Finally, Alliance has proved itself to be highly successful in their representative role through their use of surgeries. A good example of a surgery was in 2009 when South Belfast Alliance Anna Lo MLA held a special constituency surgery on to highlight the important role of older people in our community. It was held in her constituency office and along with representatives from Age Concern, Help the Aged, Engage with Age, the Age Sector Platform and Access 2 Benefits. This surgery was designed to enable older people to voice their views and seek assistance on a wide range of issues. Many older people do not claim all the benefits that they are entitled to, and we hope that by raising awareness we will help alleviate this problem.

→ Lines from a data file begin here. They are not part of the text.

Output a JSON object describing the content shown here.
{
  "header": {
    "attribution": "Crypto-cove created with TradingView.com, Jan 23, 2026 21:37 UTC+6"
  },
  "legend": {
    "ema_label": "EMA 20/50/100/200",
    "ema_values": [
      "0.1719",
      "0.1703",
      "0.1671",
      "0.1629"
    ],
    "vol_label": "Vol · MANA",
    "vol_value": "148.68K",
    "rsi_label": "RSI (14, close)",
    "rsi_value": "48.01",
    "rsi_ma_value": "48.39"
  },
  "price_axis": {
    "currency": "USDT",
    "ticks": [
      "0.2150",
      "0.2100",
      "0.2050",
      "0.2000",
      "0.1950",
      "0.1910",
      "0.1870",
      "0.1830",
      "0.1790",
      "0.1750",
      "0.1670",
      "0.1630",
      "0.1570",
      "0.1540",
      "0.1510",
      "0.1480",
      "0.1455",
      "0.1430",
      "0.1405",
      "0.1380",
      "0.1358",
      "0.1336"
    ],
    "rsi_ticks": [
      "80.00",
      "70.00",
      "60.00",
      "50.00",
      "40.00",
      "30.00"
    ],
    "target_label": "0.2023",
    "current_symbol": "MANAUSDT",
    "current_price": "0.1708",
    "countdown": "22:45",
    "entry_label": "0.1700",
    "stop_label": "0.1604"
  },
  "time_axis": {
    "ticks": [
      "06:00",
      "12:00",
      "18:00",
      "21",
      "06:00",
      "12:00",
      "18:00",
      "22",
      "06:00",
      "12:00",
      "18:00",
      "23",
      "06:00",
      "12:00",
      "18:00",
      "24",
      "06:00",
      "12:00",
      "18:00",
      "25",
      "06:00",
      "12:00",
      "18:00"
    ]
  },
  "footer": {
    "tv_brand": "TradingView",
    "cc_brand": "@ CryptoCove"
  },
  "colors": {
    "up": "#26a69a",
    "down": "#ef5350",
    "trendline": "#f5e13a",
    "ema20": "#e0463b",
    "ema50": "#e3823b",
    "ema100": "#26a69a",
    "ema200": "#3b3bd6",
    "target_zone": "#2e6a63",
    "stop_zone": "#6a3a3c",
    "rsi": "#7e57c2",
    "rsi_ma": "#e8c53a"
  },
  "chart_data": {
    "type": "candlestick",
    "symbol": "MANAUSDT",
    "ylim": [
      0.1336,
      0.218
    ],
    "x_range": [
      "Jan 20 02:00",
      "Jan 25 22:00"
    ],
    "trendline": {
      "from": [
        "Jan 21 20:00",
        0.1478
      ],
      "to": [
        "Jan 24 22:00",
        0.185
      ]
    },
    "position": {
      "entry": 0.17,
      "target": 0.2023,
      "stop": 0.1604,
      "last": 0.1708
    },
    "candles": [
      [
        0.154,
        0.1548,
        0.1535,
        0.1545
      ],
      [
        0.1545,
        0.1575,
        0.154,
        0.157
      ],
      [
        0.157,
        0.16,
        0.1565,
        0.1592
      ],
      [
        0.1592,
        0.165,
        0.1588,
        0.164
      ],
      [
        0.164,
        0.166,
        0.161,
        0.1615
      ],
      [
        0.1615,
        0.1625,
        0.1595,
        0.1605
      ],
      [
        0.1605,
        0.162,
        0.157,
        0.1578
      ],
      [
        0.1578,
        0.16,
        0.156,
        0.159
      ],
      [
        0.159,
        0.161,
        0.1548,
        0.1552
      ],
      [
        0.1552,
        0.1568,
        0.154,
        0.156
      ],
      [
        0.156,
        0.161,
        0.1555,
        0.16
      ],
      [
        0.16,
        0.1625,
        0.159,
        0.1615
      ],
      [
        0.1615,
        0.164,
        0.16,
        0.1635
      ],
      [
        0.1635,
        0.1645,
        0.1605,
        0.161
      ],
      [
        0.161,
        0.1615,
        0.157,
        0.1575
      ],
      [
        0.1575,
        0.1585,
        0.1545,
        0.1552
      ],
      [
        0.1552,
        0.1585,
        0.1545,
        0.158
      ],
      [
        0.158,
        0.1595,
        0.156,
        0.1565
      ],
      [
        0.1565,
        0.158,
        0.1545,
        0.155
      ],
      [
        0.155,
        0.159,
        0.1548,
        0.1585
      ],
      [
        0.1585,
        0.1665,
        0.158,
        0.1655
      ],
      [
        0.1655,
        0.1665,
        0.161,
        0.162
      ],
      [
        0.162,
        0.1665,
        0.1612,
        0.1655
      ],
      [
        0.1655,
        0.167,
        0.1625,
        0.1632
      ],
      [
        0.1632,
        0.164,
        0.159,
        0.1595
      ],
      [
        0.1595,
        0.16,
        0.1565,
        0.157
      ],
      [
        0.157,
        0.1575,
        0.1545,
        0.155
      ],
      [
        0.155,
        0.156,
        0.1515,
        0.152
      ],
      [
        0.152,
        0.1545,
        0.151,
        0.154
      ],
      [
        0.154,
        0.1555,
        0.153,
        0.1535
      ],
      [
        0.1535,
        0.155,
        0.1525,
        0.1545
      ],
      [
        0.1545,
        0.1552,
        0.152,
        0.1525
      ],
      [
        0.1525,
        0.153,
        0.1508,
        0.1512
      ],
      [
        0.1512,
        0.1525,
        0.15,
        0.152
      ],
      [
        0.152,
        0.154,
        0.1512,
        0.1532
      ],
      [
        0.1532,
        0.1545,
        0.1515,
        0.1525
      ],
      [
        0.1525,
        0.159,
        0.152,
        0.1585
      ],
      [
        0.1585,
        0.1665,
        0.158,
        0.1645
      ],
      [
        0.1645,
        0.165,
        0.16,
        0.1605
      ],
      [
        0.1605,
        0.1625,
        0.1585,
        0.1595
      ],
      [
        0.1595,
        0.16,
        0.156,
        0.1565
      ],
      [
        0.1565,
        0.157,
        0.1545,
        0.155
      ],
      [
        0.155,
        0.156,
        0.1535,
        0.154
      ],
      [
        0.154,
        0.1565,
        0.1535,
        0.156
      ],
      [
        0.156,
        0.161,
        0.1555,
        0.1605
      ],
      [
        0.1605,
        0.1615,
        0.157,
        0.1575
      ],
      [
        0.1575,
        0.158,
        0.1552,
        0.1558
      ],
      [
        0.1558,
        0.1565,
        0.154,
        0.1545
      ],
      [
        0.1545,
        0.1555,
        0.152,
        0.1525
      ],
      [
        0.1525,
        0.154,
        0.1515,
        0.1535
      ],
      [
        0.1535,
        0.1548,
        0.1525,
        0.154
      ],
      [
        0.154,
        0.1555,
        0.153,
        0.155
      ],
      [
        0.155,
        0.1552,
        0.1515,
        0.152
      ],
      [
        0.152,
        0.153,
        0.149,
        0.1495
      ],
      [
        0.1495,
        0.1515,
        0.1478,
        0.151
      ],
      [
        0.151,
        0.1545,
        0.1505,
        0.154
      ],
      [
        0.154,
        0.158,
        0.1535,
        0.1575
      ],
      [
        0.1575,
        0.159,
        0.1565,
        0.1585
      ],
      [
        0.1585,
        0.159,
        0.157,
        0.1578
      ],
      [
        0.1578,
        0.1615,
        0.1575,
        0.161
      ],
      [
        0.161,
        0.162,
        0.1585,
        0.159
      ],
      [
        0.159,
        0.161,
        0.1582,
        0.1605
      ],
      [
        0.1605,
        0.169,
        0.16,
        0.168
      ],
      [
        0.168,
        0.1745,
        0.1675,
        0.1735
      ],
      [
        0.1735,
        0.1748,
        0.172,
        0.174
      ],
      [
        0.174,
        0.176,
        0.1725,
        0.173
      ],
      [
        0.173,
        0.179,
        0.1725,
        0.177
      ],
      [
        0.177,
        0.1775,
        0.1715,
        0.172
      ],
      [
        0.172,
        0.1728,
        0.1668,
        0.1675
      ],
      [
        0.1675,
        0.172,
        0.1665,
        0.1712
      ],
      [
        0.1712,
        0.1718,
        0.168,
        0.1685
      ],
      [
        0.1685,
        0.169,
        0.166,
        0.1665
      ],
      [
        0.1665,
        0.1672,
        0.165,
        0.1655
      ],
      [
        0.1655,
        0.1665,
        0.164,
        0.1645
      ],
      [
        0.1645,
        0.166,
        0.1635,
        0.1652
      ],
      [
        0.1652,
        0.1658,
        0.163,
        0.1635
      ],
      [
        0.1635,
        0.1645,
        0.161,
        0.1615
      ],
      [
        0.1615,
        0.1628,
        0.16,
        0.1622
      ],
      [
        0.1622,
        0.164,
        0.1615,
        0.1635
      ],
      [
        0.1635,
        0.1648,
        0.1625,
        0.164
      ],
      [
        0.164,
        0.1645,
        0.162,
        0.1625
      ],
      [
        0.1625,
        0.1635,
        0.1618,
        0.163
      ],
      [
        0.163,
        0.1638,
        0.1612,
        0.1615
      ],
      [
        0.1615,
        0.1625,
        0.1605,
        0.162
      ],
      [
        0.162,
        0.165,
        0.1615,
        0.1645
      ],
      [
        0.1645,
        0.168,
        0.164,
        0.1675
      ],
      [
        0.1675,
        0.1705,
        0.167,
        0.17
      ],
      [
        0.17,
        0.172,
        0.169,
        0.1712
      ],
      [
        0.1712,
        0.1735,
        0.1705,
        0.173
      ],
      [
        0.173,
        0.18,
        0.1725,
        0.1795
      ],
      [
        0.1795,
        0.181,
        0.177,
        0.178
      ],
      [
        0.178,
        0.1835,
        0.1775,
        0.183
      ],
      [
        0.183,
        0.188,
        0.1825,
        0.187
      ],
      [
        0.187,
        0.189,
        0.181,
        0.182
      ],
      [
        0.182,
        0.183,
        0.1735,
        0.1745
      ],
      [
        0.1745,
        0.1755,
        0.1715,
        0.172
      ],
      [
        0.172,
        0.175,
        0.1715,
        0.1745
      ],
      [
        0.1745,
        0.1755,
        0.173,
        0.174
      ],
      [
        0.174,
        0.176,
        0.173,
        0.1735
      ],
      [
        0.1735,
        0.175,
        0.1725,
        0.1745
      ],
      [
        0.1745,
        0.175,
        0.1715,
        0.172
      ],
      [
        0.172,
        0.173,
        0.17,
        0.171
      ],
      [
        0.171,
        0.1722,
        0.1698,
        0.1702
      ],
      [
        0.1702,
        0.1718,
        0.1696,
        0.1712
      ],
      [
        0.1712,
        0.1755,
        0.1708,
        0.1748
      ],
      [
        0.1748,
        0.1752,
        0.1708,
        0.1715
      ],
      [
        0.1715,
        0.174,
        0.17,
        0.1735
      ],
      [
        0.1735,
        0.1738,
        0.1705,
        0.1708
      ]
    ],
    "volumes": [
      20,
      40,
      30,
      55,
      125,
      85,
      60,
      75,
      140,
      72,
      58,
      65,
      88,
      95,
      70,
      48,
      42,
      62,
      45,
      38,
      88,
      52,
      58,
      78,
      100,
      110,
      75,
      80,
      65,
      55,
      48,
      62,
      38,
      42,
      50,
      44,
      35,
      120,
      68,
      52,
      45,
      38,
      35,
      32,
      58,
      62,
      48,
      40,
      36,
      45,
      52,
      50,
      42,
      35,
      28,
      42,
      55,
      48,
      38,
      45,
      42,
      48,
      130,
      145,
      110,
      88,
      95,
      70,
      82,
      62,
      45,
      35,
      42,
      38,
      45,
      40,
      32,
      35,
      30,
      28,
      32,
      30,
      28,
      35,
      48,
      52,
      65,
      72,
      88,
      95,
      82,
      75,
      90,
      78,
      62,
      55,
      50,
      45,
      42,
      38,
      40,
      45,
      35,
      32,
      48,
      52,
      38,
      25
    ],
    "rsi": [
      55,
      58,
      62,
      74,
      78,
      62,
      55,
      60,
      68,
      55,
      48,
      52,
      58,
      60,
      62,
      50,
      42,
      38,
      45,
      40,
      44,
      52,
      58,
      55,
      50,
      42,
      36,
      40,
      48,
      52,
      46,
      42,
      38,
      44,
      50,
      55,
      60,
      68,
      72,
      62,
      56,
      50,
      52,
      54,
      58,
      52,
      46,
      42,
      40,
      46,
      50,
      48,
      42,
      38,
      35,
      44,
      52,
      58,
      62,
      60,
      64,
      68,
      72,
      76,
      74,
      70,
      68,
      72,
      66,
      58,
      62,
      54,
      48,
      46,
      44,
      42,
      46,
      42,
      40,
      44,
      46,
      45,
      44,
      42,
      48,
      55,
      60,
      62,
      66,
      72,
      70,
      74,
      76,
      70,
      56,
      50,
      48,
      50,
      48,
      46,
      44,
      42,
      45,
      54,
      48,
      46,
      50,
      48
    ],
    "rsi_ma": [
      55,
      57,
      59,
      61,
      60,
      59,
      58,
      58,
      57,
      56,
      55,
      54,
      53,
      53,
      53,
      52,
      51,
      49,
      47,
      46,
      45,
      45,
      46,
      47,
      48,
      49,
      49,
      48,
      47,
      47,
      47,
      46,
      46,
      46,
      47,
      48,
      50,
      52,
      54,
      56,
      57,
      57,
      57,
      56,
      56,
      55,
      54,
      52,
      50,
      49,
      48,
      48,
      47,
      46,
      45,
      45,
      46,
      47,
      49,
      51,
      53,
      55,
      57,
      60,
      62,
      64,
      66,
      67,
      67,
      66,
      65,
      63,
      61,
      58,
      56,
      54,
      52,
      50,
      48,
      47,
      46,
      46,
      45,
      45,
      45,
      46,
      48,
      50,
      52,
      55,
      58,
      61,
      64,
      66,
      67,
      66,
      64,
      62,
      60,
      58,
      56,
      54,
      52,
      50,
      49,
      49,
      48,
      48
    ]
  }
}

To conclude, the future of the Alliance party is uncertain. They remain a positive force but they do not provide a legitimate challenge to the domination of DUP and Sinn Fein. Realistically, in a country as segregated as Northern Ireland a centre party is never going to do that well.